The other two special factoring formulas you'll need to memorize are very similar to one another; they're the formulas for factoring the sums and the differences of cubes. Here are the two formulas:
Factoring a Sum of Cubes:
a^{3} + b^{3} = (a + b)(a^{2} â€“ ab + b^{2})
Factoring a Difference of Cubes:
a^{3} â€“ b^{3} = (a â€“ b)(a^{2} + ab + b^{2})
You'll learn in more advanced classes how they came up with these formulas. For now, just memorize them.
To help with the memorization, first notice that the terms in each of the two factorization formulas are exactly the same. Then notice that each formula has only one "minus" sign. The distinction between the two formulas is in the location of that one "minus" sign:

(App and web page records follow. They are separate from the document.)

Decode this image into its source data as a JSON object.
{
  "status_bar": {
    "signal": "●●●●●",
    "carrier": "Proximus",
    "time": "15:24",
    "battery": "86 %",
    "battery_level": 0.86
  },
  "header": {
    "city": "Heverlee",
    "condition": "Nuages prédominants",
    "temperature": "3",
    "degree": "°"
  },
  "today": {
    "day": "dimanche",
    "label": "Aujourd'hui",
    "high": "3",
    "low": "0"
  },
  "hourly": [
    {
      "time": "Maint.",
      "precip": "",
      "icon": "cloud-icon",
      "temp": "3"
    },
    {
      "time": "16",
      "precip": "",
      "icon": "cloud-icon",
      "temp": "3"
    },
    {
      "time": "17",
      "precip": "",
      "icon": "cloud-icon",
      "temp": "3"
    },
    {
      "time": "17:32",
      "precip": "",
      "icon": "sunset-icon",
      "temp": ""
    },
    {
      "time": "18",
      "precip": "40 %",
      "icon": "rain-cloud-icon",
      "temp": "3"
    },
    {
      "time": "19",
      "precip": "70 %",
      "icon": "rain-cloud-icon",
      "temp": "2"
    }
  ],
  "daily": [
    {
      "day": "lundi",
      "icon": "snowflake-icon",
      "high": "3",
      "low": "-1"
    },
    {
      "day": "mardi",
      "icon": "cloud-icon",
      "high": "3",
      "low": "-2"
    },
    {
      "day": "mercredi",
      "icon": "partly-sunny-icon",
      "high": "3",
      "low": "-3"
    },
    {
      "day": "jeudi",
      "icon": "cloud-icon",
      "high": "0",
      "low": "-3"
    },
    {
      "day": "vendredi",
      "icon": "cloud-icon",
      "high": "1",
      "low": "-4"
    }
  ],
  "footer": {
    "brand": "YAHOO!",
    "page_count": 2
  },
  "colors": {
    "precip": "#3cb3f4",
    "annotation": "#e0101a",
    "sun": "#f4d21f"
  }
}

For the difference of cubes, the "minus" sign goes in the linear factor, a â€“ b; for the sum of cubes, the "minus" sign goes in the quadratic factor: a^{2}â€“ ab + b2. |